In his address to German Catholics in 2019, Pope Francis wrote about the procedure and forewarned of discord.
In June 2022, Cardinal Walter Kasper, a German theologian closely associated with Pope Francis, issued a dire warning, stating that the German process runs the risk of “breaking its own neck” if it ignores the concerns voiced by an increasing number of bishops worldwide.
A “fraternal open letter” to Germany’s bishops was published in April by more than 100 cardinals and bishops from all over the globe, warning that the process’ push for significant changes to Church doctrine may result in schism.

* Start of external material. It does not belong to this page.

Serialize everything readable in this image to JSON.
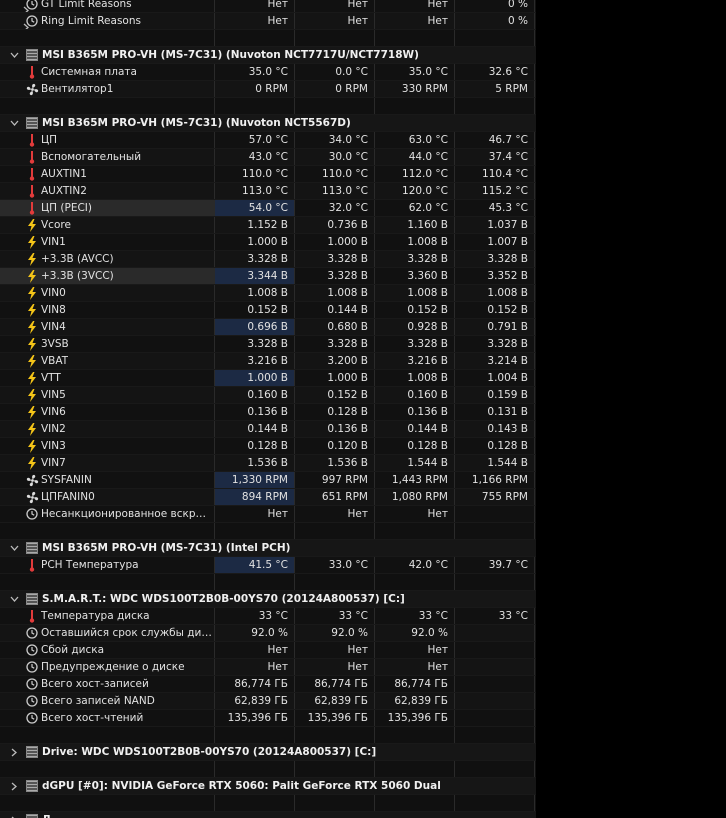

The Nordic bishops underlined their anxiety at the German process in an open letter in March, and the president of the Polish Catholic bishops’ conference expressed grave worries in a strongly written letter in February.
Bishop Georg Bätzing of Limburg, the president of the German Bishops’ Conference, has frequently dismissed all worries and expressed displeasure in Pope Francis in May 2022.
More recently, a different proponent of the German process said that the “Synodal Way” proposed “a conscious statement against the current Catholic catechism,” in an effort to alter the Church’s position on homosexuality.
He cited a passage that discussed shifting attitudes toward homosexuality as well as masturbation, marriage, sexual lust, and other themes relevant to Catholic doctrine.
The Vatican reiterated in its statement from Thursday a section of the pope’s letter from 2019 in which Francis had cautioned — in German — against certain Churches becoming ““separated from the universal Church,” adding that in such cases “they would weaken, perish and die.”
German proposals, according to the Holy See, should instead “flow into the synodal process of the universal Church, in order to contribute to mutual enrichment and to give witness to the unity with which the Body of the Church manifests its fidelity to Christ the Lord.”
Read the statement below: